By: Mary-Jean Nleya *
The 72nd United Nations General Assembly (UNGA) runs until Monday 25 September. Speeches from different heads of state commenced on 19 September. The much-anticipated debut of President Donald Trump on the world stage took place on Tuesday. He applauded the African Union and United in his debut speech for “[leading] peacekeeping missions [and] to have invaluable contributions in stabilizing conflicts in Africa”.
Among African heads of state, President Alpha Condé of Guinea was the first African to take the international stage. He was fifth on the list, directly after President Trump. Nigerian President Muhammadu Buhari was the second African head of state to address the assembly and eighth on the general debate list.
While there are many issues heads of state have to cover in the time granted them to address the international community, the entire programme, including the side events, provides an opportunity to discuss issues that may or may not be directly addressed by the respective heads of states. One of the important topics is on bridging the digital divide and harnessing technology to achieve the Sustainable Development Goals.
The 21st century has brought about a significant rise in the use and advancement of technology. In recent months there have been widespread debate and discussion on the perils or conversely the advantages of artificial intelligence (AI), with tech giants painting various images on the future use of AI.
Debates on the future of technology have become so futuristic that there is a need to pause and look at the current issues surrounding existing digital infrastructure. The various debates on AI ought not to surpass the important discussions on overcoming the digital divide and the current inequalities as they relate to the basic infrastructure and access to technology, e.g. internet connectivity in some parts of the world.
While debates on the future uses of AI should be considered and genuinely debated; practical and critical issues of preventing an irreparable digital divide have to be given due recognition, too.
Therefore, it is imperative that in the midst of the headline grabbing futuristic debates by tech billionaires that actions, strategies and methods of ensuring access to the internet should be implemented to connect those that are still unconnected. We’re talking here about the use of basic internet services, through affordable methods such as the TV White Spaces spectrum. The digital divide affects certain segments of the populace, such as low-income and rural localities – due to unaffordability and inadequate skills.
During a panel discussion on “The Digital Transformation of Social Impact”, co-founder of Xbox, Otto Berkes, said: “Technology is a powerful enabler of communication and outreach, [particularly] when internet & mobile devices come together”, and that the way to harness technology as an enabler is to “harvest the intellectual capability across the globe”.

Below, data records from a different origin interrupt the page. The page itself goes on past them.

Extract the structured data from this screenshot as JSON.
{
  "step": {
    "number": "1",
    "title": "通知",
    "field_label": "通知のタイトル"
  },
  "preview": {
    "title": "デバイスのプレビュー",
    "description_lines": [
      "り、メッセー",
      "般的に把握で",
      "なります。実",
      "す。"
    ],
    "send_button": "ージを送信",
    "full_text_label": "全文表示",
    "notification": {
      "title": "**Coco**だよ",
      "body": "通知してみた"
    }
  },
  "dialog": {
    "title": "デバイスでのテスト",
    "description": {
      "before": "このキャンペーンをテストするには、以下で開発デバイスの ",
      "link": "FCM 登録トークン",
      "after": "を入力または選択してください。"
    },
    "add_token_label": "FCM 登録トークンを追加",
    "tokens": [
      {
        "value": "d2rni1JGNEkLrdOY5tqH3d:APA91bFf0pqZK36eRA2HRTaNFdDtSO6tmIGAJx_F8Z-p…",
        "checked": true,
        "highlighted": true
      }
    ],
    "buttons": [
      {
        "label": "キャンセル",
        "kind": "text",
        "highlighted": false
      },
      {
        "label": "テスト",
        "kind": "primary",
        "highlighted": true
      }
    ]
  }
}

A subsequent side event during the UNGA was the “High Level Event on Innovation and Technology: SDG Innovation”. Here, Aliko Dangote had this to say, “There is no way we can reach the Sustainable Development Goals’ targets without leveraging on technology and innovation”.
Ashish Thakkar, dubbed “Africa’s youngest billionaire”, said: “By 2020, Africa will have 700 million cellphones online”. This emphasises the importance of finding ways to ensure that mobile penetration in conjunction with access to basic internet services, especially on the African continent, is leveraged to achieve the Sustainable Development Goals and break inequalities as they currently exist in areas such as access to education and healthcare.
Globalisation as it exists in the 21st century has been credited with a lot, among others, ensuring an interconnected and vibrant world economy; maintaining multilateralism; improving the standard of living exponentially for over half a billion people in emerging economies such as China, Brazil and India; and viz-a-viz being a proponent which has reduced inequalities across nations.
Conversely, globalisation has also been critiqued for having been the cause of inequalities within nations by benefitting a privileged elite, and having been the cause of the contagion effect all over the world during the 2008 economic crisis, etc.
It is essential to find ways to ensure that technological innovation is inclusive and does not widen socio-economic inequalities that exist today in order to preempt societal unrest from taking place as seen with complexities and paradoxes of globalisation in recent years and more so in recent months.
Bridging the digital divide and ensuring that indeed access to basic internet services and access to other forms of enabling technology is equalised and available to all requires unconventional and bold steps.
To buttress this point, the president of the 72nd session of the UNGA, Miroslav Lajcak, at the “High Level Event on Innovation and Technology: SDG Innovation” session highlighted the importance of “unleash[ing] innovation to unlock the potential of every person, everywhere, especially [among] young people”.
In this regard, bold and unconventional steps are required to harness technology and innovation for the SDGs. Countries such as Estonia have moved to offer the internet as a right to all citizens and offers it to all its citizens.
The step undertaken by Estonia is indeed ambitious; however, if one country has made access to internet services possible for all its citizens, there are other approaches that can be followed by leaders of governments and business to afford opportunities to all citizens (despite social and economic strata) and “unlock the potential of every person, everywhere”.
* Mary-Jean Nleya is the founder & editor of The Global Communiqué , a current affairs online magazine. She has been selected as a 2017 UNLEASH SDG Talent and is a G20 Young Global Changer. Mary-Jean is attending the SDG Media Zone at the 72nd United Nations General Assembly in New York City and will be covering the event. Twitter handle: @thegloco.